Dominique Strauss-Kahn, the IMFs managing director, said that it was just fair that the financial sector should pay to help mitigate the systemic risks for the global economy that its reckless actions have created.
His statement will be seen as an endorsement of French and German leaders, who persuaded the G20 summit last week in Pittsburgh to include the idea of a financial sector levy in its communique.
Strauss-Kahn said: Considering that the financial sector is creating lots of systemic risks for the global economy, and that it is just fair that such a sector will pay some part of its resources to help mitigating the risks they are creating themselves.
Having some money coming from the financial sector to create a kind of fund insurance or funding for low-income countries is something we are going to consider, Strauss-Kahn added.
John Lipsky, the IMFs first deputy managing director, added that the Fund was looking at how a mandatory deposit insurance scheme to fund bank bailouts could be extended to cover a broader levy.
We think the question that has been asked by the G20 [...] is a very valid question and [we will] be responding, he said.
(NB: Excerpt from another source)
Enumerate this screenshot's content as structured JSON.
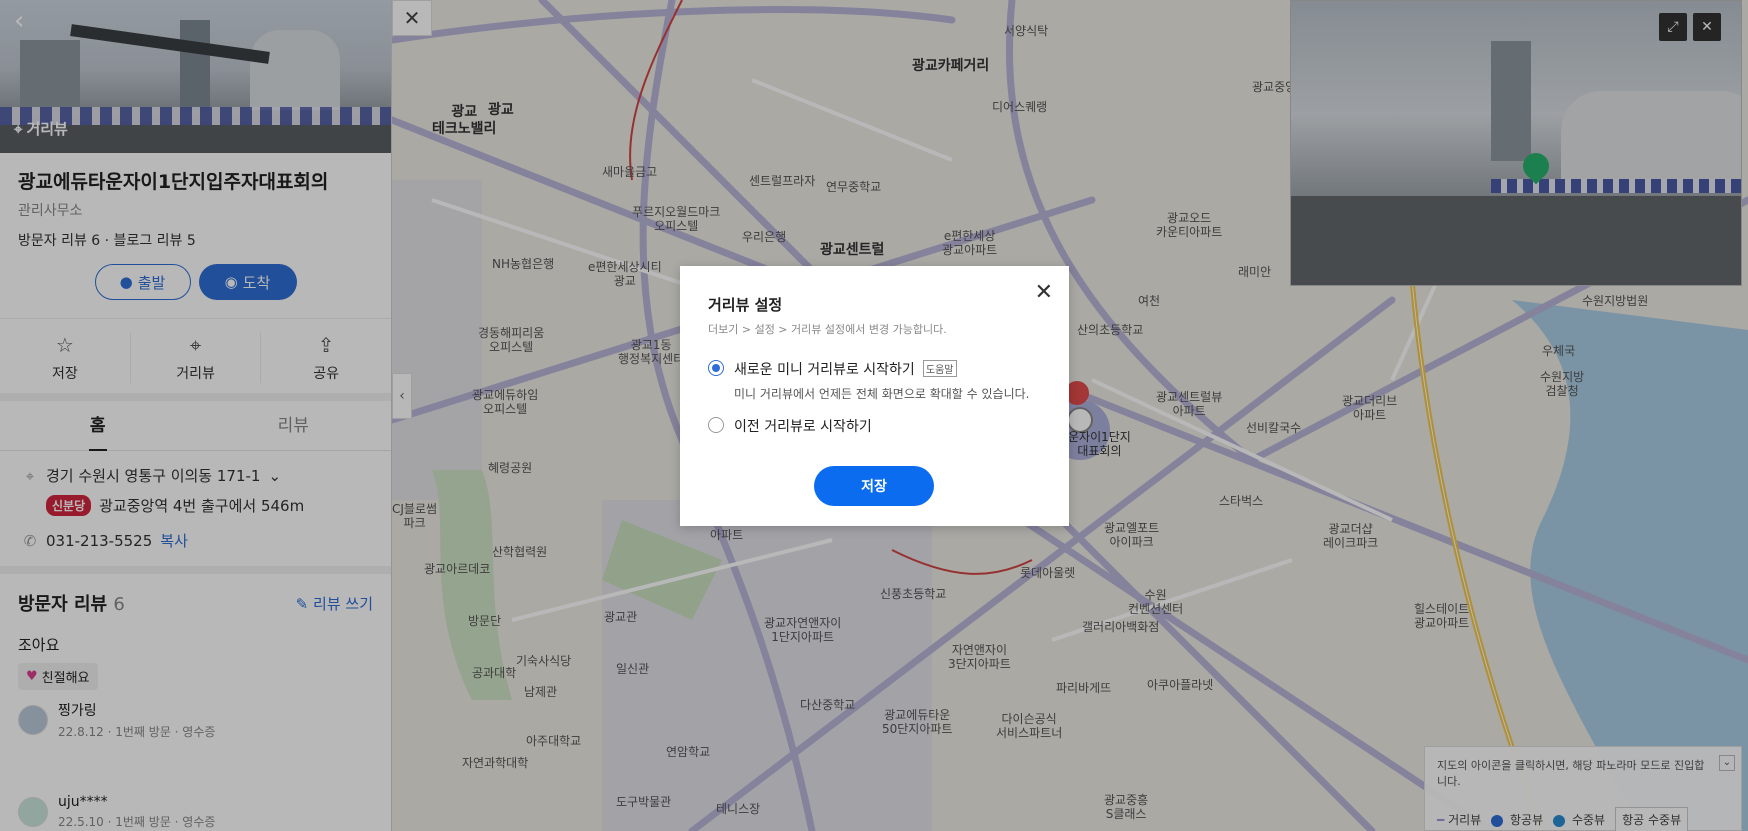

However Strauss-Kahn played down the idea of a tax on financial transactions tax to quell market speculation, on the lines of the Tobin Tax proposed by the late Nobel Laureate James Tobin.
The very simplistic idea of just putting a tax on transactions will not work, he said. For many technical reasons I think [it is] very difficult to implement.
Anti-poverty campaign groups hailed Mr Strauss-Kahns comments as a breakthrough in their campaign for a global transaction tax. He has said that it was fair to expect the banks to pay for clearing up the mess they have created, said Max Lawson, international policy adviser at Oxfam A financial transaction tax is the only way to do it.
Last year Stamp Out Poverty, a UK-based group, produced a report that claimed to show that a tax of 0.005% could be imposed on all sterling transactions without causing any market disruption or loss of revenue to the UK.
But Alistair Darling, Britains Chancellor of the Exchequer, dismissed a currency tax as unworkable. A global financial transaction tax could only operate if you had an absolute global agreement. If any one country was out of it, it wouldnt work, he told Emerging Markets.
He said the G20 statement was supporting the idea of different countries making different sorts of contributions. He cited the UKs 0.5% Stamp Duty on shares and a Swedish levy on balance sheets as example of individual national instruments.
If you are going to do something internationally it would have to be truly international and truly global, but when countries signed up to that we were clearly that this was a signal that different countries would do differently, he said.
At their summit in Pittsburgh, the G20 leaders asked the IMF to look at options for making the financial sector pay a fair and substantial contribution toward paying for any burdens associated with government interventions to repair the banking system.
After that meeting, German Chancellor Angela Merkel said that she saw that statement as opening the way to a new tax while Nicolas Sarkozy, the French President, said that the IMF study should look at a a tax on speculative or risky financial activities.